Taughannock Falls

Taughannock Falls
from: althouse.blogspot.com

Wednesday, June 12, 2013

The disconnect on the surveillance state

This explanation, from Fred DeBoer, of why so many pundits are cravenly defending the overreach of our ever-growing surveillance state, seems right on the money. It's not just careerism, it's identification with the overclass:

Marshall sees nothing to fear from authority and the state, because he is one of the Chosen People of authority and the state. Meanwhile, those who are not among the elect fear and distrust authority, because it daily oppresses them. This fear and distrust is as rational as a thing can be, but Marshall cannot bring himself to believe in it. Marshall has that in common with Jeffrey Toobin, Richard Cohen, and David Brooks: no reason to fear the police state. Why should they? They are, all of them, American aristocrats: white, male, rich, and properly deferential to anyone with a title or a badge or authority or an office. Of course they don't know why anyone would worry about limitless surveillance. They themselves have nothing to fear because they are the overclass. They can't imagine what it might be like to be Muslim or black or poor or to have any other characteristic that removes them from the ranks of the assumed blameless. But the story of America is the story of people with reason to fear power. It's the story of how very dangerous it can be to find oneself outside of the overclass, how relentlessly the state and the moneyed work to crush difference. Marshall's notion that men like Manning and Snowden should simply have backed off and played by the rules is one of the most consistent and dishonest messages in American political history.
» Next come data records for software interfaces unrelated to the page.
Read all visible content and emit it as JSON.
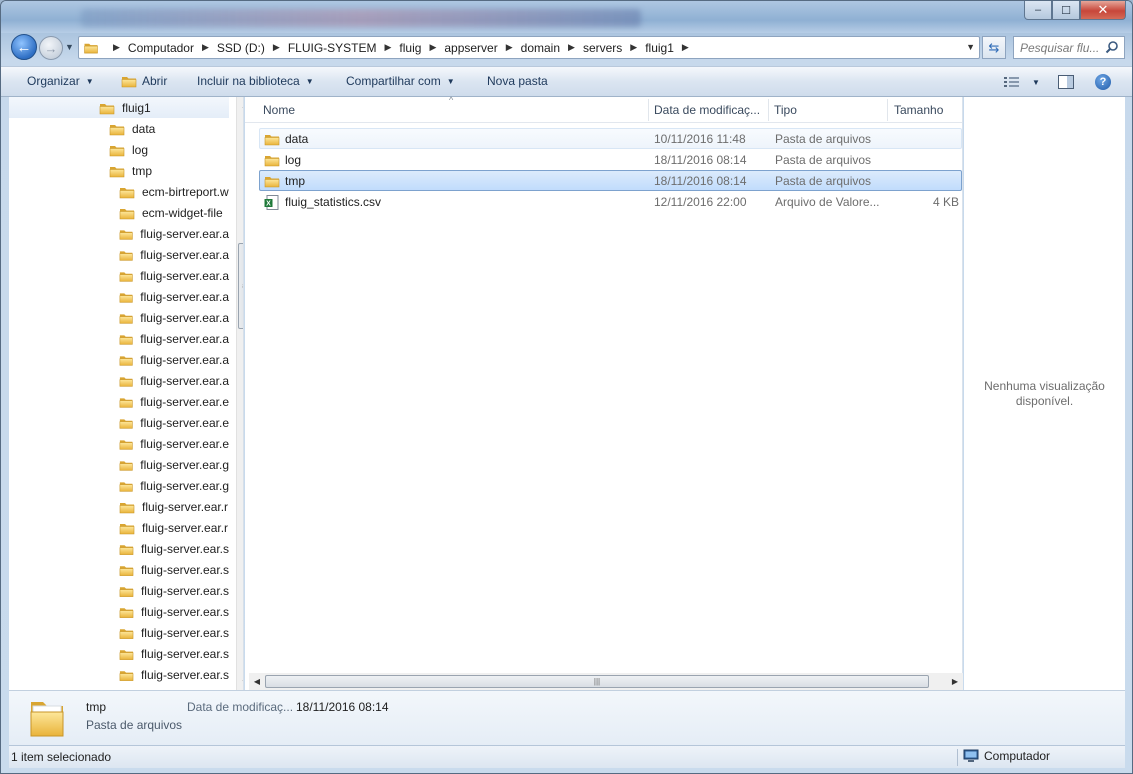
{
  "window": {
    "caption_buttons": {
      "minimize": "‒",
      "maximize": "☐",
      "close": "✕"
    }
  },
  "navigation": {
    "back_glyph": "←",
    "forward_glyph": "→",
    "recent_glyph": "▼",
    "breadcrumbs": [
      "Computador",
      "SSD (D:)",
      "FLUIG-SYSTEM",
      "fluig",
      "appserver",
      "domain",
      "servers",
      "fluig1"
    ],
    "refresh_glyph": "⇆",
    "search_placeholder": "Pesquisar flu..."
  },
  "toolbar": {
    "organize": "Organizar",
    "open": "Abrir",
    "include_library": "Incluir na biblioteca",
    "share": "Compartilhar com",
    "new_folder": "Nova pasta",
    "help": "?"
  },
  "tree": {
    "items": [
      {
        "label": "fluig1",
        "level": 0,
        "selected": true
      },
      {
        "label": "data",
        "level": 1
      },
      {
        "label": "log",
        "level": 1
      },
      {
        "label": "tmp",
        "level": 1
      },
      {
        "label": "ecm-birtreport.w",
        "level": 2
      },
      {
        "label": "ecm-widget-file",
        "level": 2
      },
      {
        "label": "fluig-server.ear.a",
        "level": 2
      },
      {
        "label": "fluig-server.ear.a",
        "level": 2
      },
      {
        "label": "fluig-server.ear.a",
        "level": 2
      },
      {
        "label": "fluig-server.ear.a",
        "level": 2
      },
      {
        "label": "fluig-server.ear.a",
        "level": 2
      },
      {
        "label": "fluig-server.ear.a",
        "level": 2
      },
      {
        "label": "fluig-server.ear.a",
        "level": 2
      },
      {
        "label": "fluig-server.ear.a",
        "level": 2
      },
      {
        "label": "fluig-server.ear.e",
        "level": 2
      },
      {
        "label": "fluig-server.ear.e",
        "level": 2
      },
      {
        "label": "fluig-server.ear.e",
        "level": 2
      },
      {
        "label": "fluig-server.ear.g",
        "level": 2
      },
      {
        "label": "fluig-server.ear.g",
        "level": 2
      },
      {
        "label": "fluig-server.ear.r",
        "level": 2
      },
      {
        "label": "fluig-server.ear.r",
        "level": 2
      },
      {
        "label": "fluig-server.ear.s",
        "level": 2
      },
      {
        "label": "fluig-server.ear.s",
        "level": 2
      },
      {
        "label": "fluig-server.ear.s",
        "level": 2
      },
      {
        "label": "fluig-server.ear.s",
        "level": 2
      },
      {
        "label": "fluig-server.ear.s",
        "level": 2
      },
      {
        "label": "fluig-server.ear.s",
        "level": 2
      },
      {
        "label": "fluig-server.ear.s",
        "level": 2
      }
    ]
  },
  "columns": {
    "name": "Nome",
    "date": "Data de modificaç...",
    "type": "Tipo",
    "size": "Tamanho"
  },
  "files": [
    {
      "name": "data",
      "date": "10/11/2016 11:48",
      "type": "Pasta de arquivos",
      "size": "",
      "icon": "folder-icon",
      "state": "hover"
    },
    {
      "name": "log",
      "date": "18/11/2016 08:14",
      "type": "Pasta de arquivos",
      "size": "",
      "icon": "folder-icon",
      "state": ""
    },
    {
      "name": "tmp",
      "date": "18/11/2016 08:14",
      "type": "Pasta de arquivos",
      "size": "",
      "icon": "folder-icon",
      "state": "selected"
    },
    {
      "name": "fluig_statistics.csv",
      "date": "12/11/2016 22:00",
      "type": "Arquivo de Valore...",
      "size": "4 KB",
      "icon": "excel-csv-icon",
      "state": ""
    }
  ],
  "preview": {
    "message": "Nenhuma visualização disponível."
  },
  "details": {
    "name": "tmp",
    "type": "Pasta de arquivos",
    "date_label": "Data de modificaç...",
    "date_value": "18/11/2016 08:14"
  },
  "status": {
    "selection": "1 item selecionado",
    "location": "Computador"
  },
  "colors": {
    "selection_fill": "#c1dcfc",
    "selection_border": "#7da2ce",
    "folder_yellow": "#f1c44b",
    "toolbar_text": "#1e395b"
  }
}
It was the message delivered to the AIDS activists who are profiled in How to Stop a Plague. It was the message delivered to Martin Luther King and the rest of the Civil Rights movement. It was the message delivered to the suffragettes. It was the message delivered to the abolitionists. It was the message delivered to the American revolutionaries. In each case, self-serious men told those who perceived themselves to be oppressed and suffering to get on board and play by the rules, in deference to the community.
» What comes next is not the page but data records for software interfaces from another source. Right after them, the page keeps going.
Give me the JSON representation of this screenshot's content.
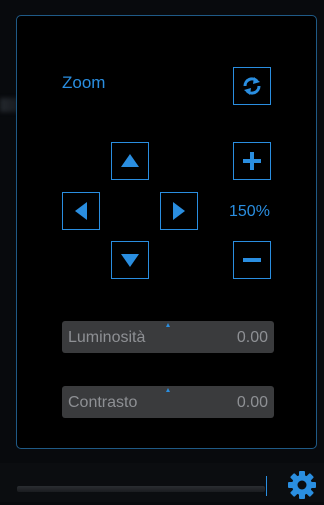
{
  "zoom": {
    "label": "Zoom",
    "value_text": "150%"
  },
  "sliders": {
    "brightness": {
      "label": "Luminosità",
      "value_text": "0.00",
      "value": 0.0
    },
    "contrast": {
      "label": "Contrasto",
      "value_text": "0.00",
      "value": 0.0
    }
  },
  "icons": {
    "reset": "refresh-icon",
    "up": "arrow-up-icon",
    "down": "arrow-down-icon",
    "left": "arrow-left-icon",
    "right": "arrow-right-icon",
    "plus": "plus-icon",
    "minus": "minus-icon",
    "settings": "gear-icon"
  },
  "colors": {
    "accent": "#2a8ee0",
    "panel_border": "#1f5a86",
    "slider_bg": "#3a3b3d",
    "slider_text": "#8e9094"
  }
}
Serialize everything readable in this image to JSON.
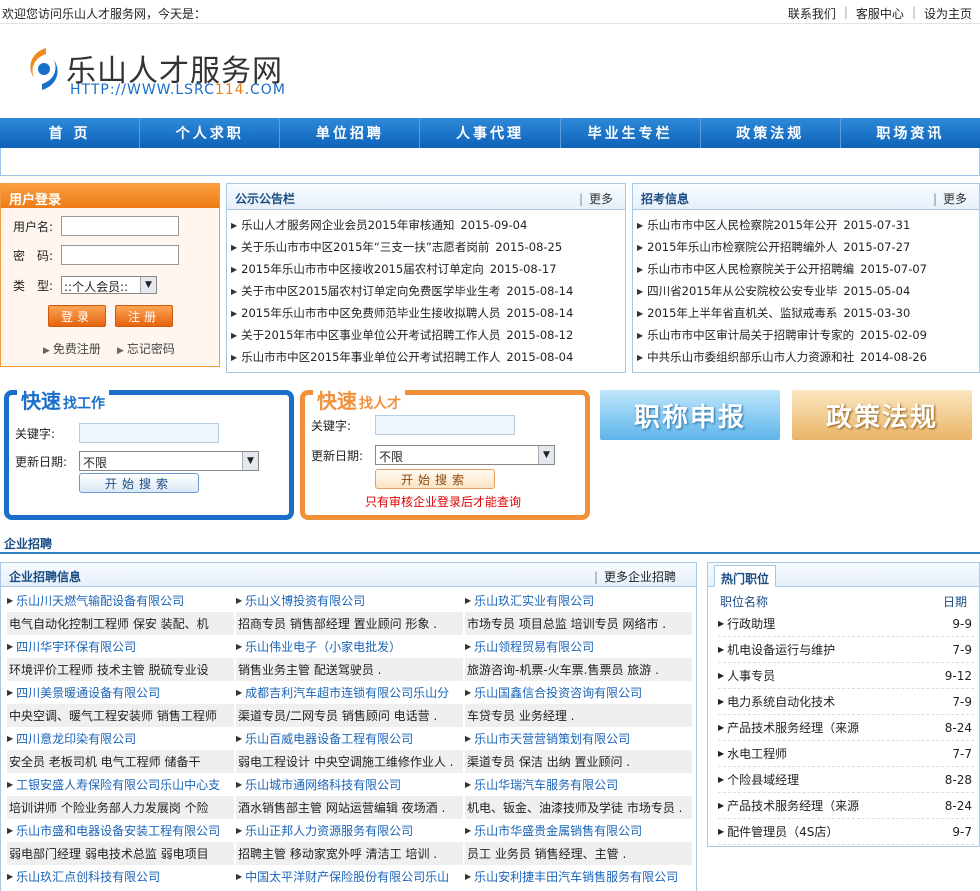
{
  "topbar": {
    "welcome": "欢迎您访问乐山人才服务网，今天是：",
    "links": [
      "联系我们",
      "客服中心",
      "设为主页"
    ]
  },
  "logo": {
    "name": "乐山人才服务网",
    "url_prefix": "HTTP://WWW.LSRC",
    "url_num": "114",
    "url_suffix": ".COM"
  },
  "nav": [
    "首 页",
    "个人求职",
    "单位招聘",
    "人事代理",
    "毕业生专栏",
    "政策法规",
    "职场资讯"
  ],
  "login": {
    "title": "用户登录",
    "username_label": "用户名:",
    "password_label": "密　码:",
    "type_label": "类　型:",
    "type_value": "::个人会员::",
    "login_btn": "登录",
    "register_btn": "注册",
    "free_register": "免费注册",
    "forgot_password": "忘记密码"
  },
  "notices": {
    "title": "公示公告栏",
    "more": "更多",
    "items": [
      {
        "title": "乐山人才服务网企业会员2015年审核通知",
        "date": "2015-09-04"
      },
      {
        "title": "关于乐山市市中区2015年“三支一扶”志愿者岗前",
        "date": "2015-08-25"
      },
      {
        "title": "2015年乐山市市中区接收2015届农村订单定向",
        "date": "2015-08-17"
      },
      {
        "title": "关于市中区2015届农村订单定向免费医学毕业生考",
        "date": "2015-08-14"
      },
      {
        "title": "2015年乐山市市中区免费师范毕业生接收拟聘人员",
        "date": "2015-08-14"
      },
      {
        "title": "关于2015年市中区事业单位公开考试招聘工作人员",
        "date": "2015-08-12"
      },
      {
        "title": "乐山市市中区2015年事业单位公开考试招聘工作人",
        "date": "2015-08-04"
      }
    ]
  },
  "recruit_info": {
    "title": "招考信息",
    "more": "更多",
    "items": [
      {
        "title": "乐山市市中区人民检察院2015年公开",
        "date": "2015-07-31"
      },
      {
        "title": "2015年乐山市检察院公开招聘编外人",
        "date": "2015-07-27"
      },
      {
        "title": "乐山市市中区人民检察院关于公开招聘编",
        "date": "2015-07-07"
      },
      {
        "title": "四川省2015年从公安院校公安专业毕",
        "date": "2015-05-04"
      },
      {
        "title": "2015年上半年省直机关、监狱戒毒系",
        "date": "2015-03-30"
      },
      {
        "title": "乐山市市中区审计局关于招聘审计专家的",
        "date": "2015-02-09"
      },
      {
        "title": "中共乐山市委组织部乐山市人力资源和社",
        "date": "2014-08-26"
      }
    ]
  },
  "quick_job": {
    "title_big": "快速",
    "title_small": "找工作",
    "keyword_label": "关键字:",
    "date_label": "更新日期:",
    "date_value": "不限",
    "search_btn": "开始搜索"
  },
  "quick_talent": {
    "title_big": "快速",
    "title_small": "找人才",
    "keyword_label": "关键字:",
    "date_label": "更新日期:",
    "date_value": "不限",
    "search_btn": "开始搜索",
    "note": "只有审核企业登录后才能查询"
  },
  "promos": [
    "职称申报",
    "政策法规"
  ],
  "section_title": "企业招聘",
  "companies": {
    "title": "企业招聘信息",
    "more": "更多企业招聘",
    "rows": [
      [
        {
          "name": "乐山川天燃气输配设备有限公司",
          "jobs": "电气自动化控制工程师 保安 装配、机"
        },
        {
          "name": "乐山义博投资有限公司",
          "jobs": "招商专员 销售部经理 置业顾问 形象 ."
        },
        {
          "name": "乐山玖汇实业有限公司",
          "jobs": "市场专员 项目总监 培训专员 网络市 ."
        }
      ],
      [
        {
          "name": "四川华宇环保有限公司",
          "jobs": "环境评价工程师 技术主管 脱硫专业设"
        },
        {
          "name": "乐山伟业电子（小家电批发）",
          "jobs": "销售业务主管 配送驾驶员 ."
        },
        {
          "name": "乐山领程贸易有限公司",
          "jobs": "旅游咨询-机票-火车票.售票员 旅游 ."
        }
      ],
      [
        {
          "name": "四川美景暖通设备有限公司",
          "jobs": "中央空调、暖气工程安装师 销售工程师"
        },
        {
          "name": "成都吉利汽车超市连锁有限公司乐山分",
          "jobs": "渠道专员/二网专员 销售顾问 电话营 ."
        },
        {
          "name": "乐山国鑫信合投资咨询有限公司",
          "jobs": "车贷专员 业务经理 ."
        }
      ],
      [
        {
          "name": "四川意龙印染有限公司",
          "jobs": "安全员 老板司机 电气工程师 储备干"
        },
        {
          "name": "乐山百威电器设备工程有限公司",
          "jobs": "弱电工程设计 中央空调施工维修作业人 ."
        },
        {
          "name": "乐山市天营营销策划有限公司",
          "jobs": "渠道专员 保洁 出纳 置业顾问 ."
        }
      ],
      [
        {
          "name": "工银安盛人寿保险有限公司乐山中心支",
          "jobs": "培训讲师 个险业务部人力发展岗 个险"
        },
        {
          "name": "乐山城市通网络科技有限公司",
          "jobs": "酒水销售部主管 网站运营编辑 夜场酒 ."
        },
        {
          "name": "乐山华瑞汽车服务有限公司",
          "jobs": "机电、钣金、油漆技师及学徒 市场专员 ."
        }
      ],
      [
        {
          "name": "乐山市盛和电器设备安装工程有限公司",
          "jobs": "弱电部门经理 弱电技术总监 弱电项目"
        },
        {
          "name": "乐山正邦人力资源服务有限公司",
          "jobs": "招聘主管 移动家宽外呼 清洁工 培训 ."
        },
        {
          "name": "乐山市华盛贵金属销售有限公司",
          "jobs": "员工 业务员 销售经理、主管 ."
        }
      ],
      [
        {
          "name": "乐山玖汇点创科技有限公司",
          "jobs": ""
        },
        {
          "name": "中国太平洋财产保险股份有限公司乐山",
          "jobs": ""
        },
        {
          "name": "乐山安利捷丰田汽车销售服务有限公司",
          "jobs": ""
        }
      ]
    ]
  },
  "hot_jobs": {
    "title": "热门职位",
    "col_name": "职位名称",
    "col_date": "日期",
    "items": [
      {
        "name": "行政助理",
        "date": "9-9"
      },
      {
        "name": "机电设备运行与维护",
        "date": "7-9"
      },
      {
        "name": "人事专员",
        "date": "9-12"
      },
      {
        "name": "电力系统自动化技术",
        "date": "7-9"
      },
      {
        "name": "产品技术服务经理（来源",
        "date": "8-24"
      },
      {
        "name": "水电工程师",
        "date": "7-7"
      },
      {
        "name": "个险县域经理",
        "date": "8-28"
      },
      {
        "name": "产品技术服务经理（来源",
        "date": "8-24"
      },
      {
        "name": "配件管理员（4S店）",
        "date": "9-7"
      }
    ]
  }
}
dbshotz said...

This really does make a lot of sense. Thanks for sharing with us, Ulysses!

Ohioflora said...

The gap between these wealthy, elitist "opinion makers" and the rest of us working stiffs is getting wider and wider!

mlee33 said...

The blogger you cite here is pretty interesting. Thanks for turning me on to him!